**WHAT THIS TASK INVOLVES**
From the entries, copy out every line in which the word "network" is found.

(Interface dataset entries)

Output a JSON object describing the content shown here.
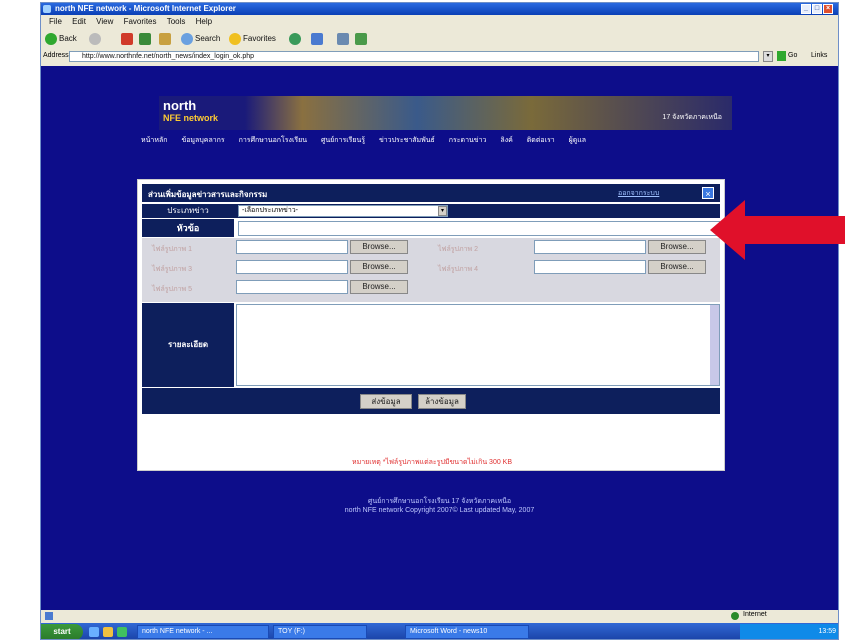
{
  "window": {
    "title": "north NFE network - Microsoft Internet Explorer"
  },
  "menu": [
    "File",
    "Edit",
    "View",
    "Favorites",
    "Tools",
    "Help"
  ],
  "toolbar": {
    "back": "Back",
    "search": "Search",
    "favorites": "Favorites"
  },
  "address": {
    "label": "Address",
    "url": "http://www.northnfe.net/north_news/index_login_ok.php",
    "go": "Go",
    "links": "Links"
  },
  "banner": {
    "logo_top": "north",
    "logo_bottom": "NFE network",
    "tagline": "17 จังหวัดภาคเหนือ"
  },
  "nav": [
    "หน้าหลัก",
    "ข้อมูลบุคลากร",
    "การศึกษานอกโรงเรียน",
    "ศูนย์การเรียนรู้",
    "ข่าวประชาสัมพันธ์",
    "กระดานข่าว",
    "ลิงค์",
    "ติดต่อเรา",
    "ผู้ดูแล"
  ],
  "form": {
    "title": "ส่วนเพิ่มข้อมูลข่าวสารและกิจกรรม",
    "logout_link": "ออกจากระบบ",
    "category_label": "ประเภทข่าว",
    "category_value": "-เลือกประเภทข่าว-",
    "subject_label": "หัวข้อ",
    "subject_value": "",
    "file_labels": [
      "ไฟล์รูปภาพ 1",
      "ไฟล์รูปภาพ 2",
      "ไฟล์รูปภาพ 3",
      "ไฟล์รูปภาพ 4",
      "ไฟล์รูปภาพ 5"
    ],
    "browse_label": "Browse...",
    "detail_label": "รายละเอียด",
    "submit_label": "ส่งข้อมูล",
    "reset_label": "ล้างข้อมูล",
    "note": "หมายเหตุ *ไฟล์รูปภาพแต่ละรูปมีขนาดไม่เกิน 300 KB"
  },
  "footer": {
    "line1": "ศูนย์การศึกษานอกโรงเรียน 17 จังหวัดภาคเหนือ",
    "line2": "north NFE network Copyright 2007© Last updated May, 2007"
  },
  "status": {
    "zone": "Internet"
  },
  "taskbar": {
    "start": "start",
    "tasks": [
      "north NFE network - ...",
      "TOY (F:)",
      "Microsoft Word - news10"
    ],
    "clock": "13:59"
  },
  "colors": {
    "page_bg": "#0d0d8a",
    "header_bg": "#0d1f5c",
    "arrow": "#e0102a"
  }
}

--

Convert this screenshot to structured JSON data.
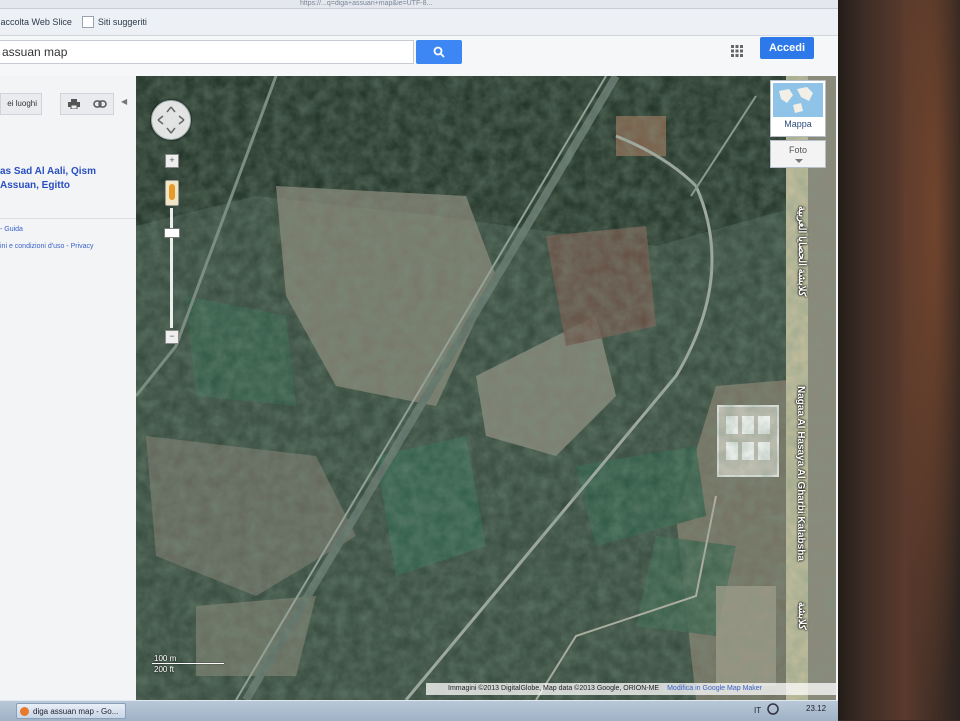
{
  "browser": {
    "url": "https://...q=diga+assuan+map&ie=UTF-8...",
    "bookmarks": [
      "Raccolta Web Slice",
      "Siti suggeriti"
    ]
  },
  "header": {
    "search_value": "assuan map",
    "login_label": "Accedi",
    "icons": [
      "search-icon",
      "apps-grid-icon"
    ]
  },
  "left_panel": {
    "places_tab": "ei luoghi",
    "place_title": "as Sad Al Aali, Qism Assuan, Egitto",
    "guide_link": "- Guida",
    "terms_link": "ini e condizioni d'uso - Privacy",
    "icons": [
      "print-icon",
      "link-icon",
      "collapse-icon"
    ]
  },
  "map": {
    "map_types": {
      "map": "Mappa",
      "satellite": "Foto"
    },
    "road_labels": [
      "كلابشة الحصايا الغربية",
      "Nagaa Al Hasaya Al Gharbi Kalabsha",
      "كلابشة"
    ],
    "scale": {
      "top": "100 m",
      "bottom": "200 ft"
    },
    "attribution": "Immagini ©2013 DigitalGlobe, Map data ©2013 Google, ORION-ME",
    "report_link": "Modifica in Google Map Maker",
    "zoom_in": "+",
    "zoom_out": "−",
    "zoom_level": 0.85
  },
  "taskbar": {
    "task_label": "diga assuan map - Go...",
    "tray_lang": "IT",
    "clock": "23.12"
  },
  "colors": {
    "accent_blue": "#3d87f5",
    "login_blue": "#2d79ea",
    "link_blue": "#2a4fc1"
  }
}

**WRITTEN SOLUTION**
    "title": "north NFE network - Microsoft Internet Explorer"
    "logo_bottom": "NFE network",
    "line2": "north NFE network Copyright 2007© Last updated May, 2007"
      "north NFE network - ...",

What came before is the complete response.